I suck at single-tasking, I’m pretty good at multi-tasking, but my real strength is in quantum-tasking. Everything is interrelated! So while it may look like I’m not working on what I’m supposed to be working on, I actually am, at a quantum level.
The love of knowledge is a kind of madness.
― C.S. Lewis, Out of the Silent Planet
Back away from the notebook and pencil. What is this, 1975?
These days, you can tag, text, speak and stream your entries to various content management systems, notebooks, calendars and spreadsheets to organize your thoughts in ways you never knew possible. It’s like The Jetsons!
Some really good tips in here.
Don’t think. Thinking is the enemy of creativity. It’s self-conscious, and anything self-conscious is lousy. You can’t try to do things. You simply must do things.
Ray Bradbury (via bigcartel)
Great article that really hits the nail on the head; especially this part:

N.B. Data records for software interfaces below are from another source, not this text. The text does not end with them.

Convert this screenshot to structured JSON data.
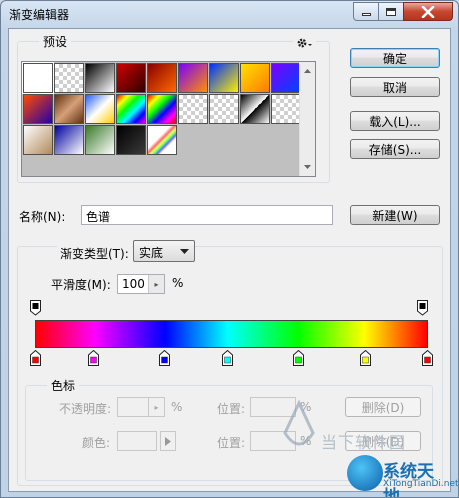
{
  "window": {
    "title": "渐变编辑器"
  },
  "presets": {
    "label": "预设",
    "swatches": [
      "linear-gradient(135deg,#ffffff,#ffffff)",
      "checker-white",
      "linear-gradient(135deg,#000,#fff)",
      "linear-gradient(135deg,#d00000,#300000)",
      "linear-gradient(135deg,#8a0000,#ff6a00)",
      "linear-gradient(135deg,#7a00ff,#ff9000)",
      "linear-gradient(135deg,#0030ff,#ffee00)",
      "linear-gradient(135deg,#ffe100,#ff7b00)",
      "linear-gradient(135deg,#7a00ff,#0044ff)",
      "linear-gradient(135deg,#ff4a00,#2200aa)",
      "linear-gradient(135deg,#603010,#d7a07a,#603010)",
      "linear-gradient(135deg,#2b5fff,#ffffff,#ffcc00)",
      "linear-gradient(135deg,#ff0000,#ffff00,#00ff00,#00ffff,#0000ff,#ff00ff)",
      "linear-gradient(135deg,#ff0000,#ffff00,#00ff00,#0000ff,#ff00ff,#ff0000)",
      "checker-diag",
      "checker-white",
      "linear-gradient(135deg,#000 0%,#fff 50%,#000 50%,#fff 100%)",
      "checker-white",
      "linear-gradient(135deg,#ffffff,#b08a5a)",
      "linear-gradient(135deg,#0000a0,#ffffff)",
      "linear-gradient(135deg,#3a7a2a,#ffffff)",
      "linear-gradient(135deg,#000000,#3a3a3a)",
      "checker-rainbow"
    ],
    "icon": "gear-icon"
  },
  "buttons": {
    "ok": "确定",
    "cancel": "取消",
    "load": "载入(L)...",
    "save": "存储(S)...",
    "new": "新建(W)"
  },
  "name": {
    "label": "名称(N):",
    "value": "色谱"
  },
  "gradient_type": {
    "label": "渐变类型(T):",
    "value": "实底"
  },
  "smoothness": {
    "label": "平滑度(M):",
    "value": "100",
    "unit": "%"
  },
  "color_stops": {
    "group_label": "色标",
    "opacity_label": "不透明度:",
    "opacity_unit": "%",
    "position_label_1": "位置:",
    "position_unit_1": "%",
    "delete_label_1": "删除(D)",
    "color_label": "颜色:",
    "position_label_2": "位置:",
    "position_unit_2": "%",
    "delete_label_2": "删除(D)",
    "stops": [
      {
        "color": "#ff0000",
        "location": 0
      },
      {
        "color": "#ff00ff",
        "location": 15
      },
      {
        "color": "#0000ff",
        "location": 33
      },
      {
        "color": "#00ffff",
        "location": 49
      },
      {
        "color": "#00ff00",
        "location": 67
      },
      {
        "color": "#ffff00",
        "location": 84
      },
      {
        "color": "#ff0000",
        "location": 100
      }
    ],
    "opacity_stops": [
      0,
      100
    ]
  },
  "watermark": {
    "line1": "当下软件园",
    "line2": "系统天地",
    "line3": "XiTongTianDi.net"
  }
}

Gen X guys aren’t much like their dads. They make dinner, they show up at school conferences, they march in PRIDE parades, they empty dishwashers, they take their daughters shopping for tampons, they have even been known to have Pinterest accounts and pin things to them (porn probably, but hey, it’s a start). A lot of them work from home or stay at home (also known as working), and, all in all, they’re a great bunch of fellows who have learned to pitch in, help out, and process complex emotions.

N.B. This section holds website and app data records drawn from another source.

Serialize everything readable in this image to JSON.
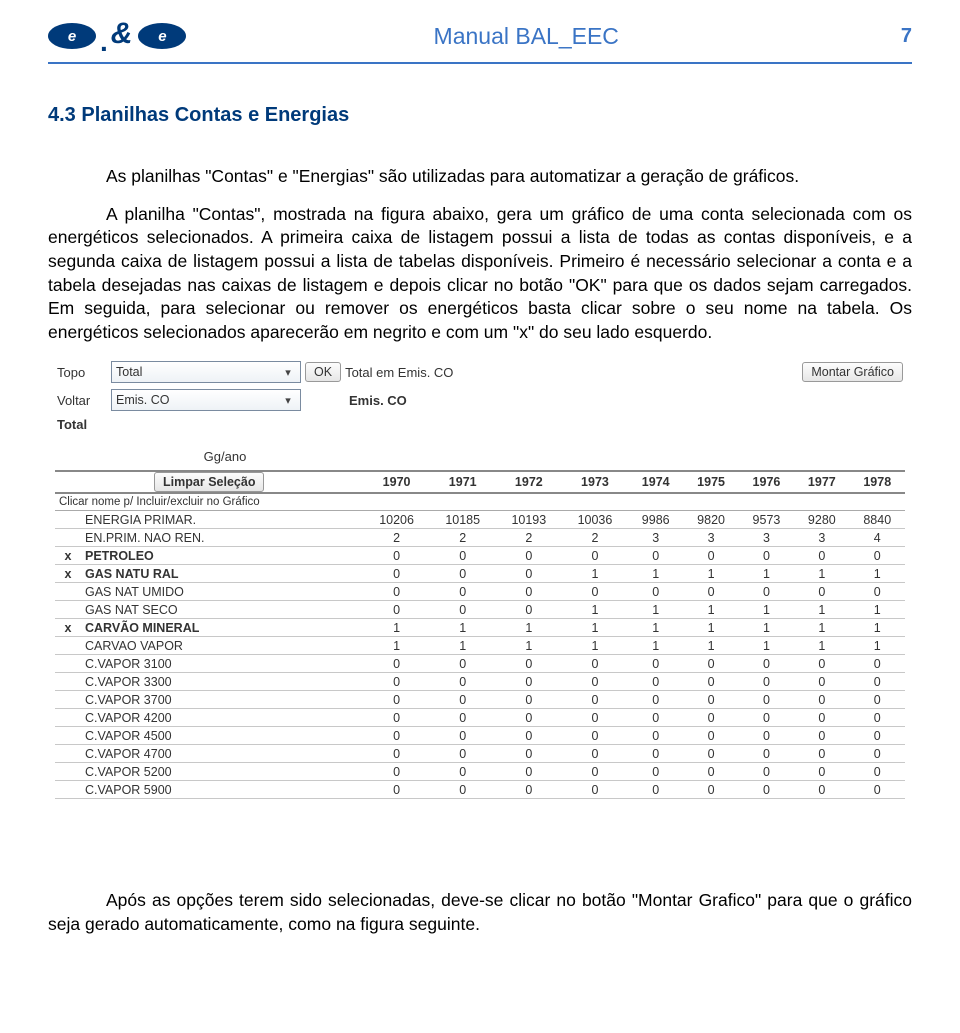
{
  "header": {
    "logo_e": "e",
    "manual_title": "Manual BAL_EEC",
    "page_number": "7"
  },
  "section": {
    "title": "4.3 Planilhas Contas e Energias",
    "p1": "As planilhas \"Contas\" e \"Energias\" são utilizadas para automatizar a geração de gráficos.",
    "p2": "A planilha \"Contas\", mostrada na figura abaixo, gera um gráfico de uma conta selecionada com os energéticos selecionados. A primeira caixa de listagem possui a lista de todas as contas disponíveis, e a segunda caixa de listagem possui a lista de tabelas disponíveis. Primeiro é necessário selecionar a conta e a tabela desejadas nas caixas de listagem e depois clicar no botão \"OK\" para que os dados sejam carregados. Em seguida, para selecionar ou remover os energéticos basta clicar sobre o seu nome na tabela. Os energéticos selecionados aparecerão em negrito e com um \"x\" do seu lado esquerdo.",
    "p3": "Após as opções terem sido selecionadas, deve-se clicar no botão \"Montar Grafico\" para que o gráfico seja gerado automaticamente, como na figura seguinte."
  },
  "screenshot": {
    "labels": {
      "topo": "Topo",
      "voltar": "Voltar",
      "total": "Total",
      "ok": "OK",
      "montar": "Montar Gráfico",
      "limpar": "Limpar Seleção",
      "click_hint": "Clicar nome p/ Incluir/excluir no Gráfico",
      "unit": "Gg/ano",
      "total_emis": "Total em Emis. CO",
      "emis_co_center": "Emis. CO"
    },
    "select_topo": "Total",
    "select_voltar": "Emis. CO",
    "years": [
      "1970",
      "1971",
      "1972",
      "1973",
      "1974",
      "1975",
      "1976",
      "1977",
      "1978"
    ],
    "rows": [
      {
        "mark": "",
        "name": "ENERGIA PRIMAR.",
        "bold": false,
        "vals": [
          "10206",
          "10185",
          "10193",
          "10036",
          "9986",
          "9820",
          "9573",
          "9280",
          "8840"
        ]
      },
      {
        "mark": "",
        "name": "EN.PRIM. NAO REN.",
        "bold": false,
        "vals": [
          "2",
          "2",
          "2",
          "2",
          "3",
          "3",
          "3",
          "3",
          "4"
        ]
      },
      {
        "mark": "x",
        "name": "PETROLEO",
        "bold": true,
        "vals": [
          "0",
          "0",
          "0",
          "0",
          "0",
          "0",
          "0",
          "0",
          "0"
        ]
      },
      {
        "mark": "x",
        "name": "GAS NATU RAL",
        "bold": true,
        "vals": [
          "0",
          "0",
          "0",
          "1",
          "1",
          "1",
          "1",
          "1",
          "1"
        ]
      },
      {
        "mark": "",
        "name": "GAS NAT UMIDO",
        "bold": false,
        "vals": [
          "0",
          "0",
          "0",
          "0",
          "0",
          "0",
          "0",
          "0",
          "0"
        ]
      },
      {
        "mark": "",
        "name": "GAS NAT SECO",
        "bold": false,
        "vals": [
          "0",
          "0",
          "0",
          "1",
          "1",
          "1",
          "1",
          "1",
          "1"
        ]
      },
      {
        "mark": "x",
        "name": "CARVÃO MINERAL",
        "bold": true,
        "vals": [
          "1",
          "1",
          "1",
          "1",
          "1",
          "1",
          "1",
          "1",
          "1"
        ]
      },
      {
        "mark": "",
        "name": "CARVAO VAPOR",
        "bold": false,
        "vals": [
          "1",
          "1",
          "1",
          "1",
          "1",
          "1",
          "1",
          "1",
          "1"
        ]
      },
      {
        "mark": "",
        "name": "C.VAPOR 3100",
        "bold": false,
        "vals": [
          "0",
          "0",
          "0",
          "0",
          "0",
          "0",
          "0",
          "0",
          "0"
        ]
      },
      {
        "mark": "",
        "name": "C.VAPOR 3300",
        "bold": false,
        "vals": [
          "0",
          "0",
          "0",
          "0",
          "0",
          "0",
          "0",
          "0",
          "0"
        ]
      },
      {
        "mark": "",
        "name": "C.VAPOR 3700",
        "bold": false,
        "vals": [
          "0",
          "0",
          "0",
          "0",
          "0",
          "0",
          "0",
          "0",
          "0"
        ]
      },
      {
        "mark": "",
        "name": "C.VAPOR 4200",
        "bold": false,
        "vals": [
          "0",
          "0",
          "0",
          "0",
          "0",
          "0",
          "0",
          "0",
          "0"
        ]
      },
      {
        "mark": "",
        "name": "C.VAPOR 4500",
        "bold": false,
        "vals": [
          "0",
          "0",
          "0",
          "0",
          "0",
          "0",
          "0",
          "0",
          "0"
        ]
      },
      {
        "mark": "",
        "name": "C.VAPOR  4700",
        "bold": false,
        "vals": [
          "0",
          "0",
          "0",
          "0",
          "0",
          "0",
          "0",
          "0",
          "0"
        ]
      },
      {
        "mark": "",
        "name": "C.VAPOR 5200",
        "bold": false,
        "vals": [
          "0",
          "0",
          "0",
          "0",
          "0",
          "0",
          "0",
          "0",
          "0"
        ]
      },
      {
        "mark": "",
        "name": "C.VAPOR 5900",
        "bold": false,
        "vals": [
          "0",
          "0",
          "0",
          "0",
          "0",
          "0",
          "0",
          "0",
          "0"
        ]
      }
    ]
  }
}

Some might say this is due to growing up with fathers who spent more time at the office than in the backyard. Some might say it’s from growing up with overburdened, multitasking moms. Some might credit their ponytailed peers with both encouraging and challenging them. But I’m giving the credit here to Star Wars.

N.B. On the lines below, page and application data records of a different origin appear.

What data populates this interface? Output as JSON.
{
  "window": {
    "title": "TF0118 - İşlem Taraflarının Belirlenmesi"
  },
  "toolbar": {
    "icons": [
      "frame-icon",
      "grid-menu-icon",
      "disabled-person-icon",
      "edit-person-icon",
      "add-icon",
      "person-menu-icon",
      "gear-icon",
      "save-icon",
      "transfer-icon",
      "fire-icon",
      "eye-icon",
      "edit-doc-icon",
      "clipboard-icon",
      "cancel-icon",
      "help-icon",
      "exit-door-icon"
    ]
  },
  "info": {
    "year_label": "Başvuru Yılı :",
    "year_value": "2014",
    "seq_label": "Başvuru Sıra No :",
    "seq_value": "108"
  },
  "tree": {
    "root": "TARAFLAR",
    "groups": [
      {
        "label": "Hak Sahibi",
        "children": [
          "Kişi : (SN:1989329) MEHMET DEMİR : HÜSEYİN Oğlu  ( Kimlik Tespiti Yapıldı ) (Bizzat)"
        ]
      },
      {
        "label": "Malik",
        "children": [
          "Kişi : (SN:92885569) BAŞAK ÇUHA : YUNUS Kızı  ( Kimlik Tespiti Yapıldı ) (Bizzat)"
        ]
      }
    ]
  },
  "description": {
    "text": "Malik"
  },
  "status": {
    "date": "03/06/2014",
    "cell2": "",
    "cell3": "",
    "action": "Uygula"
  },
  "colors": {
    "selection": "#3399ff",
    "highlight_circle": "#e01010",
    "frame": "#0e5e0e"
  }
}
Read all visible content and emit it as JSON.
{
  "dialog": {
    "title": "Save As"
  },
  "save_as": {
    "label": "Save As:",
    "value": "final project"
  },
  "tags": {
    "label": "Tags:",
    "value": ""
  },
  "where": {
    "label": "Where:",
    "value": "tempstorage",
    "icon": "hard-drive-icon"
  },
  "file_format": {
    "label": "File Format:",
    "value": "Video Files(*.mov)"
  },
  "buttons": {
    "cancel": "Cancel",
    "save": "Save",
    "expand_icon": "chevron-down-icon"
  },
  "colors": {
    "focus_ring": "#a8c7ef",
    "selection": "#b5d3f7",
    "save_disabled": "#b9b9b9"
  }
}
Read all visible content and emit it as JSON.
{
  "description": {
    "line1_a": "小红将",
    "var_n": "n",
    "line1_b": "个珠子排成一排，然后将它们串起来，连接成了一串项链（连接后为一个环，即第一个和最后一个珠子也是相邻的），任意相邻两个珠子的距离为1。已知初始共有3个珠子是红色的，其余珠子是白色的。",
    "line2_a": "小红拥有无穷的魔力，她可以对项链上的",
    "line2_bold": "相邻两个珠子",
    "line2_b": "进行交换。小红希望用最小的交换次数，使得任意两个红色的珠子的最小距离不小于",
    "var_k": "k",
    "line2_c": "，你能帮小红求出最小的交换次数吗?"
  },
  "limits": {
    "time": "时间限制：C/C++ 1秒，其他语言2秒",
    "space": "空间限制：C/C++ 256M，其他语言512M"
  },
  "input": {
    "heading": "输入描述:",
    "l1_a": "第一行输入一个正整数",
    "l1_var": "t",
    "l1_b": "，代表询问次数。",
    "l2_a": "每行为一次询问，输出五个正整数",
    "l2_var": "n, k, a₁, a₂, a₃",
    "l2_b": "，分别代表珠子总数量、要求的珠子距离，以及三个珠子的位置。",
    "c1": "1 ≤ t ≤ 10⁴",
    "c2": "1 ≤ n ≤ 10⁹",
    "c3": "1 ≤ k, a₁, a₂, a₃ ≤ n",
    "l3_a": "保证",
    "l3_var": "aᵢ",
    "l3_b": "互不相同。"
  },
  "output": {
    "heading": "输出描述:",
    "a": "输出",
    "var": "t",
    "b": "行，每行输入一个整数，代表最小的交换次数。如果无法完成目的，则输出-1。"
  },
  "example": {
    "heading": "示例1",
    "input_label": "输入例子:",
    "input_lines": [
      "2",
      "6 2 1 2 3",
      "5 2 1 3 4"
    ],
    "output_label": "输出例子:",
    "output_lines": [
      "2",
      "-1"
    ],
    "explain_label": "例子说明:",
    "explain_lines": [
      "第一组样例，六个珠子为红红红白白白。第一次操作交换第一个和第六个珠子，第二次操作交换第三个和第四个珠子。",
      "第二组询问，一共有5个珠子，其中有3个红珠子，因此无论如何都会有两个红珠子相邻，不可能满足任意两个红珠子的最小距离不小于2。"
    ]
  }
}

This generation of guys grew up watching Luke Skywalker battle his father Darth Vader— the quintessential shitty dad—and triumph. In many ways, it’s the father-son story long told in literature and film, but in this particular instance, the son is incredibly relatable because he’s incredibly regular. Luke is just a short kid with a regrettable haircut and self-doubt in spades who is able to take a stand, change his destiny, and ultimately do away with the illusion that real men are, at best, detached, and, at worst, domineering dicks. Luke’s real triumph comes not with the Rebel victory, but in surrendering to the fact that his father will never be what he wanted him to be (except maybe in the five minutes before he dies).